This week, I really have no idea where this is going. Please bear with me as I Google things as I'm typing this post.
Is there a good way to transition to this week's topic? (Hint: probably.) Do I know what that way is? (No.) This week's topic is acceptance and belonging.
I guess the reason why I'm having a hard time writing this post is because it isn't something that I've really put much thought into over the course of my consciousness. Sure, here and there I will think about it, and think about how I fit in to my environment, but I wouldn't say it's something that comes up often. I'm hoping to learn a little about it on the way, so come join me on this one-post-journey! Nothing to lose, really. Except brain cells. Stop it.
Acceptance and the sense of belonging, I think, are about as essential to *human* life as, say, food or water. We have this innate desire to belong, and when we don't feel that way, we are pained in one way or another (for the most part). We as a species, along with many other species that grace this planet, seek interpersonal (interanimal?) connections. It's why we find ourselves seeking relationships with other people. Even the most introverted of introverts will at times seek the company of others. Probably. I mean, I think. It's just a claim, OK?
When I was thinking about how to frame these concepts in a personal matter, I at first wanted to say that I never thought deeply about these subjects because I believe myself to be quite adaptable, to the point where I would semi-confidently say I could feel accepted or that I belonged anywhere I choose. But, at this point in this blog post, I'm inclined to change that statement (only three paragraphs in, too!). Instead, it really has nothing to do with me or anything that I do. To say that I've never really thought deeply of acceptance or belonging means that I have been extremely lucky with the communities that have opened their arms to me. Why do I say that? Well, because I think I would only think deeply about the matters if I was apart from them. To put it another way, you wouldn't necessarily think about belonging unless you felt you didn't belong.
(Still with me? Impressive. Not sure if I'm still with myself. Let's keep going!)
But now that I'm thinking about it, my biggest hurdle right now is convincing you, dear reader, that you do belong somewhere, literally all the time. A couple weeks back, while talking about rebuke, I mentioned the concept of "drinking to fit in" being foreign to me. (I'm also starting to get a general idea of where Taylor is getting these topics from, but I digress.) Now, three weeks later, it's still foreign to me, but I think I've been able to draw some more insight on the matter.

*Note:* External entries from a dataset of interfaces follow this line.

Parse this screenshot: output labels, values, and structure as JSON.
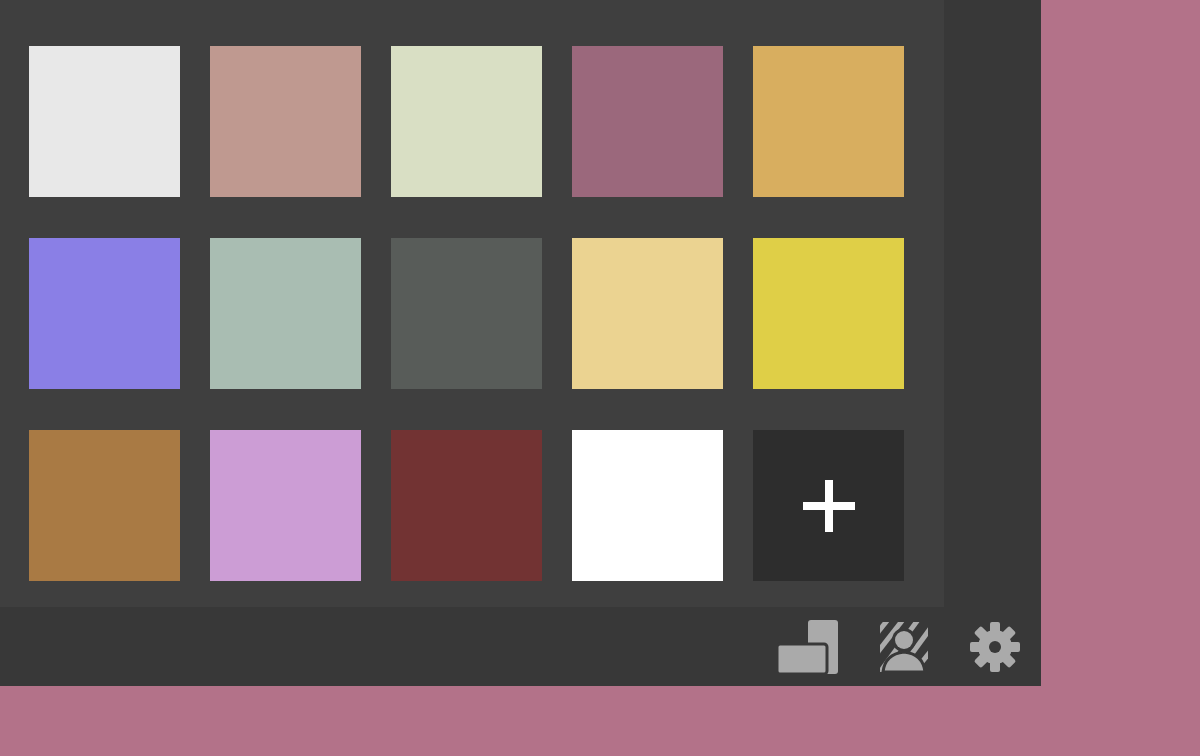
{
  "swatches": [
    {
      "kind": "color",
      "color": "#e8e8e8"
    },
    {
      "kind": "color",
      "color": "#bf9990"
    },
    {
      "kind": "color",
      "color": "#d9dfc4"
    },
    {
      "kind": "color",
      "color": "#9b687c"
    },
    {
      "kind": "color",
      "color": "#d8ae5f"
    },
    {
      "kind": "color",
      "color": "#8a7fe6"
    },
    {
      "kind": "color",
      "color": "#a9bdb2"
    },
    {
      "kind": "color",
      "color": "#585c59"
    },
    {
      "kind": "color",
      "color": "#ebd391"
    },
    {
      "kind": "color",
      "color": "#dfcf47"
    },
    {
      "kind": "color",
      "color": "#a97a44"
    },
    {
      "kind": "color",
      "color": "#cc9dd5"
    },
    {
      "kind": "color",
      "color": "#723333"
    },
    {
      "kind": "color",
      "color": "#ffffff"
    },
    {
      "kind": "add"
    }
  ]
}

The reason I don't understand it, and it is just one of many examples I could use, is because it doesn't make sense to me that someone would seek acceptance in an environment where they are, quite frankly, not themselves. If you are an apple, you don't fit in with a basket of grapefruits just because you are dressed up as one. That's not how this works. Your shell, or costume as you would have it, is but a facade over the underlying fruit—your real self and your real values.
I think one of the most poignant quotes I've heard (Googled) is this:
...and in one fell swoop, Ms. Brown has successfully paraphrased everything I'm trying to get at. The truth in the matter is that true acceptance, or belonging, as she puts it, comes only when we are our true selves (authentic, imperfect).
To expand a little further, I can see why we fall to cloaking ourselves with other identities in order to fit in. In some ways, the existence of belonging also necessitates the existence of rejection, a la the concept of "there is no concept of good unless evil exists as well". And rejection is undesirable, scary, painful, etc. We don't want it, understandably so. So we seek the quickest way to acceptance. For some, that becomes any number of adverse or harmful things. But I guess if you're reading this and happen to be trying to avoid rejection, just know that if you play the little switcharoo, rejection doesn't exist without acceptance, either. You feeling rejected proves (at least to me) that you are accepted elsewhere, just as you are. Does that help? I hope that helped. If it made things worse, then forget everything you just read. What have I done.
Don't get me wrong—if your true, uninhibited self is inebriated or whatnot, go for it, dude. I'm just saying don't force yourself if that isn't you. What's it worth in the end, anyway? You're left to pretend who you are in a crowd of people who don't have a clue about who you really are.
I feel like I'm getting really redundant now, so I'll leave you with a little message you may have heard before.
We just want to create a safe space. Come as you are.
// Brian "What Did I Just Read" Zhang